Contraceptive Counseling

Many options are available to women of all ages for birth control and choosing the right one can help you stay in control of your life. During your visit we will discuss the options available and assist you in choosing the contraception method that best fits your medical history and lifestyle.

The information here will help you understand the various forms of contraception and how the method we choose together may affect your life and your plans for the future.

Transdermal contraceptive patch
The transdermal contraceptive patch (brand name, Ortho Evra®) is a highly effective, weekly, hormonal birth control device worn on the skin to prevent pregnancy. Each patch is worn for one week and replaced on the same day of the week for three consecutive weeks. It is then removed for the fourth week; this week is "patch free." The thin, smooth patch is one and three quarter inches square. It is beige and can be worn on the upper outer arm, the buttocks, the abdomen or the upper torso (excluding the breasts). It uses a combination of the hormones estrogen and progestin to prevent pregnancy - much like most birth control pills. Studies have shown that the patch remains attached and effective when you bathe, swim, exercise or wear it in humid weather. The patch is 99 percent effective at preventing pregnancy if used correctly and consistently and is uniformly easy to use across all ages. You do not have to do anything before, during or after sex.

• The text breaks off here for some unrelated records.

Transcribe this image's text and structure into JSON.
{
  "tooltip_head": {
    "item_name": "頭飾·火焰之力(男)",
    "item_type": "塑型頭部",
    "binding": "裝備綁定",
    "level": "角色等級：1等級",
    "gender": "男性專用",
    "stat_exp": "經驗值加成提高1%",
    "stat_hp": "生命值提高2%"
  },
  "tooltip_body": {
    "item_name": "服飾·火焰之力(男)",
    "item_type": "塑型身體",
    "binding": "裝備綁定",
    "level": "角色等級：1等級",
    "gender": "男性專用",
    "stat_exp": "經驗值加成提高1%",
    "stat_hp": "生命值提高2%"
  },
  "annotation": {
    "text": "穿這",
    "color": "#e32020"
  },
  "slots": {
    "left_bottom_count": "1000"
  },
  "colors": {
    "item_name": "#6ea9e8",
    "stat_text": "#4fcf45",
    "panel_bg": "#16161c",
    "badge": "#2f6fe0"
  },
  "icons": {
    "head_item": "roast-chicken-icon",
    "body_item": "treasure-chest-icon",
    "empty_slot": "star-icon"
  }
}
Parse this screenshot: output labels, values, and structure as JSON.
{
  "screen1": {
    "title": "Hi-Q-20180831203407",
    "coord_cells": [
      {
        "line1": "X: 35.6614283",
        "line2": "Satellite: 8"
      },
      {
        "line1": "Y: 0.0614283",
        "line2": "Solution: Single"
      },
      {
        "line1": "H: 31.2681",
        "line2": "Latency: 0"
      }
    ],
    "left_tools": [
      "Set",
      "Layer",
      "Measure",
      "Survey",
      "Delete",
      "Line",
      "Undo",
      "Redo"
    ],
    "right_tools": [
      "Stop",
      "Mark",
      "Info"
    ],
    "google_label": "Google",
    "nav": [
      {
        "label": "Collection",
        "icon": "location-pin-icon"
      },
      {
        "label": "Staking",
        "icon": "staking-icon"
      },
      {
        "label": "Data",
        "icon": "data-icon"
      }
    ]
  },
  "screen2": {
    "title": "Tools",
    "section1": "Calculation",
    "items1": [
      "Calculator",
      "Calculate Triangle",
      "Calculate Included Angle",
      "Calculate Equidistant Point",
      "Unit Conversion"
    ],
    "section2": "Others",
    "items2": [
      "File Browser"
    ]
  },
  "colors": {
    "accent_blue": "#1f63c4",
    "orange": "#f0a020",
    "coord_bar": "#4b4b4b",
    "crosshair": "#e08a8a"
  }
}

Birth control pills
Birth control pills contain hormones that prevent pregnancy. Today's pills are safe and effective for most women if taken as prescribed. They can help protect against cancer of the ovaries and uterus and against infections of the ovaries and fallopian tubes. They may also lighten monthly periods and lessen cramps. Most birth control pills are taken for 21 days, followed by seven days of either a placebo or no pill. New, low-estrogen birth control pills reduce the amount of estrogen to 25 mcg. These formulations were developed with the goal of balancing the good cycle control of the higher-dose pills with the reduced estrogenic effects (e.g., bloating, headache, breast tenderness) of the lower-dose formulations.

Intrauterine system
The levonorgestrel-releasing intrauterine system (brand name, Mirena®) is a T-shaped system that is placed gently in your uterus (womb). It contains a five-year supply of a progestin hormone that prevents pregnancy. The system releases a low dose of the hormone each day.

Another intrauterine device (brand name, Copper-T) is a small, T-shaped piece of plastic that contains copper, which prevents pregnancy. The physician puts it in the womb, where it can remain for up to 10 years.

Each of these systems is extremely effective at preventing pregnancy. You don't have to do anything once it is in place. The levonorgestrel-releasing intrauterine system may also make your monthly period lighter and less painful - and can reduce the anemia (low blood count) that heavy bleeding can cause. Both of these systems require insertion by a physician

Barrier methods
Barrier methods include over-the-counter and prescription methods. Male and female condoms, sponges, and spermacides can be purchased in drug stores; our office can also prescribe the diaphragm or cervical cap. Barrier methods are placed either in the woman's vagina or over a man's erect penis (condoms) before a couple has sex. You must use them correctly every single time you have sex. By using a barrier method, you have full personal control over its use. There is no need for special medical procedures or examinations. They are a useful, short-term option if you don't have sex often.

Birth control injections: 3-month
This injection (brand name, Depo-Provera®), which is given in the arm or buttocks once every three months, contains a single hormone (progestin) that prevents pregnancy. This is for women who want a form of birth control that endures longer than the monthly shot. It is safe, highly effective and long-lasting. There is no need for action before, during, or after sex. This particular injection helps protect women from cancer of the lining of the womb and reduces monthly bleeding and anemia.

Vaginal ring
The vaginal ring (brand name, Nuvaring®) is a flexible, thin, soft, doughnut-shaped device that delivers birth control hormones. Made of a special type of vinyl, it is worn continuously for three weeks in a row out of the month. It is folded and inserted into the vagina, where it slowly releases estrogen and progestin hormones for absorption into the bloodstream. The ring is about two inches in diameter, and one size fits all women. Women seldom feel the ring, and most partners are not disturbed by it during intercourse. After you have worn it for three weeks, remove it for a one-week break and then insert a new one. With correct and consistent use, the ring is more than 99% effective at preventing pregnancy, and you do not have to do anything before, during or after sex.